Our Git process is an upgraded version of Github Flow.

Instead of a single master branch, we use two branches to record the history of the project. The master branch stores code that's currently in production. The staging branch serves as an integration branch for features and fixes. It holds data that reflects what's currently on staging.

The master branch must always be deployable.

As we use Productive to manage our tasks, we use feature branches for fixes and new features. Our branch naming convention is {type}/{task-number}{descriptive-task-name}. For example, a branch for adding authentication would be named feature/123-authentication.

Types

Feature branches should always be branched out of master. They are also merged first into staging, and then into master if they are ready for production.

Never branch out of the staging branch and never merge staging into master

Why you need the staging branch and why you should never merge it into master

We use the staging server so that our QA team could test our applications in an environment that is as close to production as possible. We can also work on multiple features in parallel. Those fixes and features need to be verified by our QA team and sometimes by the client as well. Sometimes, a feature may be ready for production while others aren't and are still being worked on. In that case, the staging branch contains multiple features, but only one needs to end up on master. That is why we do not branch out of staging and do not merge staging into master.

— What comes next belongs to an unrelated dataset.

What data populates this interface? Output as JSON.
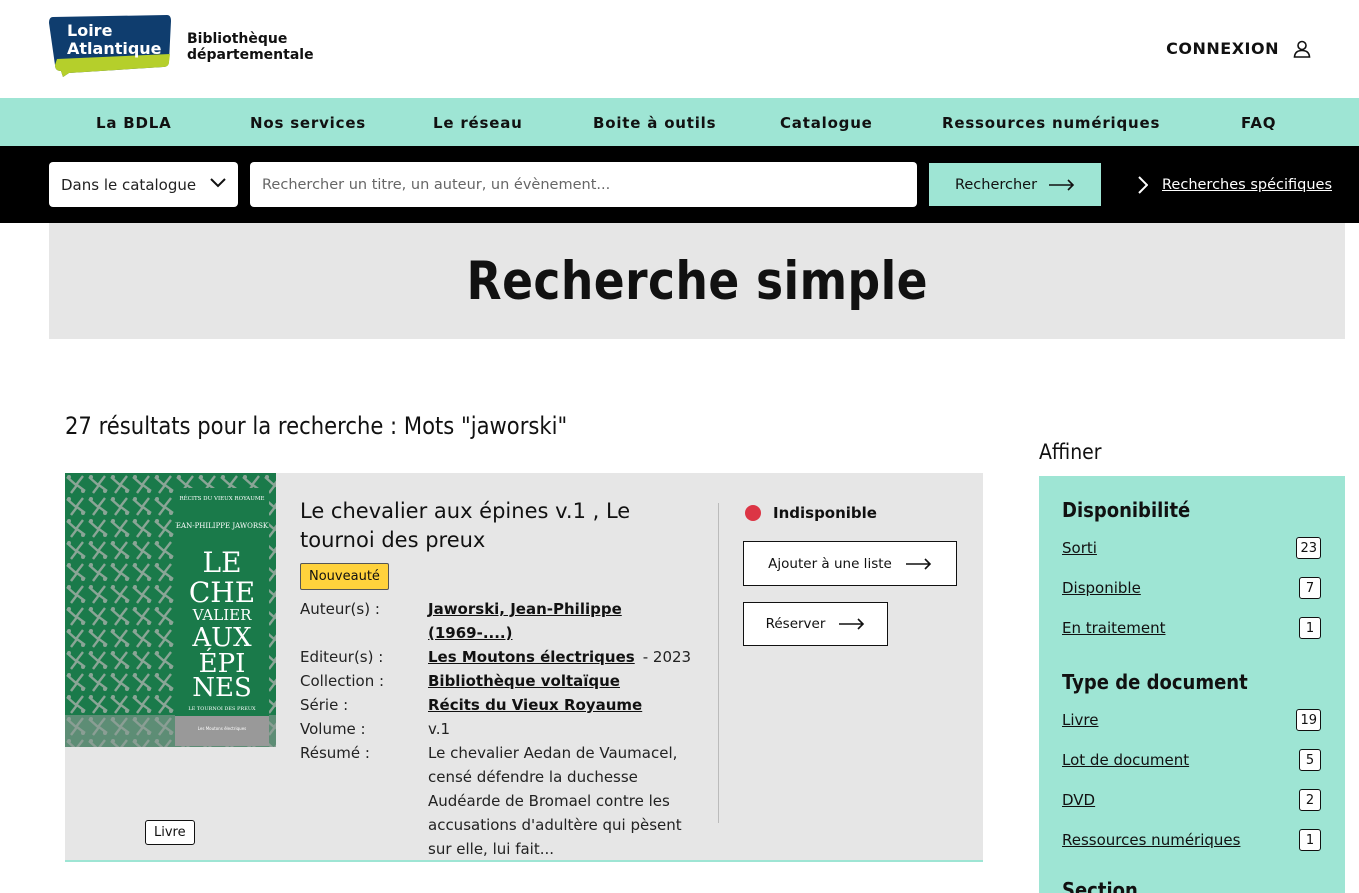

Note on the workflow during early development:

While the application has not been deployed to a production server yet, you can omit the staging branch. Once the production server has been set up, and the first deploy is up, create a staging branch.

Other important notes on using Git:

Commit messages are important, especially since Git tracks your changes and then displays them as commits once they've been pushed to the server. By writing clear commit messages, you can make it easier for other people to follow and provide feedback. Commits should have a descriptive subject as well as a quick explanation of the reason for the change in the commit body. This makes it easier to check changes in the code editor as you do not have to find the pull request and open it on GitHub. Read more about writing proper commit messages here.

Follow the Single Resposibility Principle in git commits. This makes commits easier to review when making pull requests, and it's easier to notice what's going on when something's wrong.

Don't use git add . Review what you're adding to your repo — this is the #1 cause of making unwanted changes.